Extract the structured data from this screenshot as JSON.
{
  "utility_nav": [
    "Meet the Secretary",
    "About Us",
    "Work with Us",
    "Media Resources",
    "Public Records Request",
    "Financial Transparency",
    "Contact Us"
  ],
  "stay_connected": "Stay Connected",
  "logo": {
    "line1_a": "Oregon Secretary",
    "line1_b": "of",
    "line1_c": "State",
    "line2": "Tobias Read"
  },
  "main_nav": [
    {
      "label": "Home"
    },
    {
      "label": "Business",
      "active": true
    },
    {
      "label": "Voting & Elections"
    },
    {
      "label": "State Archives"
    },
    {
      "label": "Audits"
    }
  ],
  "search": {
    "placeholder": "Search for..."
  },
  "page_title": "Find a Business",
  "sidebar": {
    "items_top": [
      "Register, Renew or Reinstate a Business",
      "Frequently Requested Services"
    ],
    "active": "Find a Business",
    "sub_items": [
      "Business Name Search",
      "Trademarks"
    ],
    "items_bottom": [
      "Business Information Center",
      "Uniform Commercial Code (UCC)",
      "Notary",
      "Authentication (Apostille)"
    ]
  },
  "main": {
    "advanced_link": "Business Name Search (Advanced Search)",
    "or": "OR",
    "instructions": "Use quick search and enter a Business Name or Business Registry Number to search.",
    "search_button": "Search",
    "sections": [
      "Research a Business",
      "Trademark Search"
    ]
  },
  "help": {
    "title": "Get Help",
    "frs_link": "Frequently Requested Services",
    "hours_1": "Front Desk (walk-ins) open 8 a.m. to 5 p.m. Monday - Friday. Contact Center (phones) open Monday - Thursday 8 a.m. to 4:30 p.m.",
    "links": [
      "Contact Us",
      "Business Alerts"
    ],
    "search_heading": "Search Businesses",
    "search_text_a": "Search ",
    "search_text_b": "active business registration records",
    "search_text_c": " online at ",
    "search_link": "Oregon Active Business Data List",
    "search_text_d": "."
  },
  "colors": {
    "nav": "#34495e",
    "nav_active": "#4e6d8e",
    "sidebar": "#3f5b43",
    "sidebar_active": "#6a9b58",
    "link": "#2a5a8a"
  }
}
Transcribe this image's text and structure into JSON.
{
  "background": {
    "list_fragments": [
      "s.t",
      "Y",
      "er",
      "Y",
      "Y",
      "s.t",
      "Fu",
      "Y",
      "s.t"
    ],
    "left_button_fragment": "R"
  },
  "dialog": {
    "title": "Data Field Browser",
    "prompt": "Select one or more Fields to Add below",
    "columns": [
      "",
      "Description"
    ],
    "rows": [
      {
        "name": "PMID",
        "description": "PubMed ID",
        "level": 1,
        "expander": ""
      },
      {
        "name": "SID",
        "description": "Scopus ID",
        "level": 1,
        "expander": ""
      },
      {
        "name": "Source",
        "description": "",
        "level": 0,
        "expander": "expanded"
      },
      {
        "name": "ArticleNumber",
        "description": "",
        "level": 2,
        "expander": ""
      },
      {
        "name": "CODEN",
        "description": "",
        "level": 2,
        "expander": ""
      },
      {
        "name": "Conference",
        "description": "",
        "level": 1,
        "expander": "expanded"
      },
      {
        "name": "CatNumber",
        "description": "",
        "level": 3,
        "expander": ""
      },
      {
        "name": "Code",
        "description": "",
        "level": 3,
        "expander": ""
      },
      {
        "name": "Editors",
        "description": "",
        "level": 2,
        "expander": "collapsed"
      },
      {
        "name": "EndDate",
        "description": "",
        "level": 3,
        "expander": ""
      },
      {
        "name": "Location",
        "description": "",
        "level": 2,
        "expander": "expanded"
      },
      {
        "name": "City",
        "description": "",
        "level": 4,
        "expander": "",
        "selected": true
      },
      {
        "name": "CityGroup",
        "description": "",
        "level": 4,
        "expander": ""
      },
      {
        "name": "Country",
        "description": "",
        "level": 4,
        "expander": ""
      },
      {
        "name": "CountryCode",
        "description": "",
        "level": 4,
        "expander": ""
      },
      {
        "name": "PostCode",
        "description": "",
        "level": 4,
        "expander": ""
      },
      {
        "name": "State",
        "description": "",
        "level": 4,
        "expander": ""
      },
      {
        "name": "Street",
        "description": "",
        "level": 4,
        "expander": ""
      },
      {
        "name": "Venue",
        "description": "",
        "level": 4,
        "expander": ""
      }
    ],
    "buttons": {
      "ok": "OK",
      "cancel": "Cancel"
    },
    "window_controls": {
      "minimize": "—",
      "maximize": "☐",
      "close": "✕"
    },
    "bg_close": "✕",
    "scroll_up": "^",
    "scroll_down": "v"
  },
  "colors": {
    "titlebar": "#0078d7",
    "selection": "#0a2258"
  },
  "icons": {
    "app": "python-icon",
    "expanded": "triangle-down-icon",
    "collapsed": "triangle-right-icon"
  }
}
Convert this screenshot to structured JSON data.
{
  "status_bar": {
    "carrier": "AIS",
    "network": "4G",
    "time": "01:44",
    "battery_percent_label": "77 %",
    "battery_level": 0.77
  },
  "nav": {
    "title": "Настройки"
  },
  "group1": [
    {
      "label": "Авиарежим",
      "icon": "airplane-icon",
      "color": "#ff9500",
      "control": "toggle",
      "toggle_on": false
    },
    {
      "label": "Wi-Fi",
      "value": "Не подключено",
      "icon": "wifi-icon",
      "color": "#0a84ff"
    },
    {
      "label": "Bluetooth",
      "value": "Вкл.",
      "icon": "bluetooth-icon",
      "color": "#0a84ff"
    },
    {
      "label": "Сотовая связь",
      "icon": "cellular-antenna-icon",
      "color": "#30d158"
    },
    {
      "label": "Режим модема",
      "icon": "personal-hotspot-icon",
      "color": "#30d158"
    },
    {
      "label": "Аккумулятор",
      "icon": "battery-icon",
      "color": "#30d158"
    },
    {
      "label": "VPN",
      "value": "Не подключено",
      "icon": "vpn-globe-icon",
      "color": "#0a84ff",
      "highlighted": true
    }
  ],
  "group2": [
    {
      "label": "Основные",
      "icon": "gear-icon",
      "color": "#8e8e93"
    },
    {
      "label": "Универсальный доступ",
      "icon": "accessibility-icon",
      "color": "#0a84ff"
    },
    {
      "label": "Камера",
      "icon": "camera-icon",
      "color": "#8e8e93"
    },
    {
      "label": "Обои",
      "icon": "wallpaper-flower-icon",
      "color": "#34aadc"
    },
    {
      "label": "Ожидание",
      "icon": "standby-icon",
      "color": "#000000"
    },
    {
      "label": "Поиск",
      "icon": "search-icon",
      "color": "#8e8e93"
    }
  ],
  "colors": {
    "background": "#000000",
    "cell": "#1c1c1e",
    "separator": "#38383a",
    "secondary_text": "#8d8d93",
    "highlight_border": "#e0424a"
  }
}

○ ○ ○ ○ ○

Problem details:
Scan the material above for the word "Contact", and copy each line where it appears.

Solved problem:
    "Contact Us"
    "hours_1": "Front Desk (walk-ins) open 8 a.m. to 5 p.m. Monday - Friday. Contact Center (phones) open Monday - Thursday 8 a.m. to 4:30 p.m.",
      "Contact Us",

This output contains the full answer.